Listen. Use short sentences. The tone is curt. Simple. Staccato. Listener take note. Pay attention. This is important. The cadence creates urgency.

On the other hand, you can use very long, winding sentences once the listener is engaged, deepening their interest and understanding with each new, carefully chosen word.

The use of imagery is also part of language. The use of simile and metaphor helps the listener relate to what’s being said. Good imagery invites the reader in to sit by a warm fire sipping a hot cup of tea while you describe your scene. Like a good book, imagery captivates the reader, implanting impressions directly into their senses.

You can choose deeply formal language to create a serious or academic tone. This style could conceivably wear on the reader’s ears and become quite cumbersome before long, so you must know your audience and to which tone they will most likely respond.

Then you can be casual. Friendly, even silly. It’s conversations, usually not complete sentences even. Like a conversation. A mixture of long and short sentences to get ideas across. OMG, you can even use slang or chat abbreviations that have slipped into everyday language. These can be used to create an informal setting, and if used with a sharp wit, you’ll have your listeners LOLing before you know it.
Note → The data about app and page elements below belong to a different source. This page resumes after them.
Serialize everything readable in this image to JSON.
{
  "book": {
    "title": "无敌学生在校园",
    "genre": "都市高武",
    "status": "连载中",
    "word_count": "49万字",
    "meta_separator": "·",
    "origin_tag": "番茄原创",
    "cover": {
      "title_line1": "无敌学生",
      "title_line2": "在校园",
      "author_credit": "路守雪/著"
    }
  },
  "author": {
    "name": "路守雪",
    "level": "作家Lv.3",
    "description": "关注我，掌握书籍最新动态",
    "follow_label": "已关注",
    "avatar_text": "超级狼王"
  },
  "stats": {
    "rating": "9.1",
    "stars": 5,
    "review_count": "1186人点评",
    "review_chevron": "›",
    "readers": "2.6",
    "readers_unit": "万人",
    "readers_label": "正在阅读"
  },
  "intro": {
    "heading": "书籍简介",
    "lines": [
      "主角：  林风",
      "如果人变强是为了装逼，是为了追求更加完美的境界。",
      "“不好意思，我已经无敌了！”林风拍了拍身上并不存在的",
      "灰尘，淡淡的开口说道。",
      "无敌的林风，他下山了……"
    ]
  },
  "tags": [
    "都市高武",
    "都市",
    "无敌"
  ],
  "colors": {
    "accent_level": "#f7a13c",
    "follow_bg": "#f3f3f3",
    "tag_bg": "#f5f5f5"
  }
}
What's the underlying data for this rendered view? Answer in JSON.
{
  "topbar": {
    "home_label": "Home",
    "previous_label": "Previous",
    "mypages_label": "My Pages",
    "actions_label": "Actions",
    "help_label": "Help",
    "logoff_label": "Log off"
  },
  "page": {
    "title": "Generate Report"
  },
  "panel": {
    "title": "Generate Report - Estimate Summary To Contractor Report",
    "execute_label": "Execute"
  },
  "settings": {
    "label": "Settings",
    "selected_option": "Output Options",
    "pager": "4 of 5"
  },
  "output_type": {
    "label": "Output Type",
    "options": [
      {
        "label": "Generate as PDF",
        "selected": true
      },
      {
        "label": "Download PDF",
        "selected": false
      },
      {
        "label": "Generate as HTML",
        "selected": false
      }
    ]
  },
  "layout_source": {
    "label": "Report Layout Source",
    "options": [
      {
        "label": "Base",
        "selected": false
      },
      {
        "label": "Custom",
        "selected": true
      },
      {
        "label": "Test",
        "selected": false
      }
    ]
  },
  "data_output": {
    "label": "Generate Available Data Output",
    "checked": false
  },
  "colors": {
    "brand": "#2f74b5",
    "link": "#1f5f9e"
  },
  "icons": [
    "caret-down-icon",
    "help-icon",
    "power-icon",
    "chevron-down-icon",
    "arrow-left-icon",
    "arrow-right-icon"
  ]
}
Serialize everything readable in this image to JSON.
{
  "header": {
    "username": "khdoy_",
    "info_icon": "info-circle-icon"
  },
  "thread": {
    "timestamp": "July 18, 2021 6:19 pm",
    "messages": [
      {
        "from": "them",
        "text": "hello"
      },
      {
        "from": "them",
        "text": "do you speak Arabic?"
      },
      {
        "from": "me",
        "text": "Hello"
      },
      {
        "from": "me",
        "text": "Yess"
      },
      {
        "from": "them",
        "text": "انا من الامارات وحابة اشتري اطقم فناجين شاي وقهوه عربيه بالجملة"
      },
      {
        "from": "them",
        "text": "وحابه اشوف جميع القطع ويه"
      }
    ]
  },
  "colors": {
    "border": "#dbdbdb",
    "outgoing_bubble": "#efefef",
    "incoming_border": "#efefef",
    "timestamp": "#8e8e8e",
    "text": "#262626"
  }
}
Be aware of these 7 elements of storytelling. If you make conscious choices to make these work together, you will have a more dynamic, captivating podcast, and you will build a faithful listening audience.

Next up… Podcasting to Promote a Service.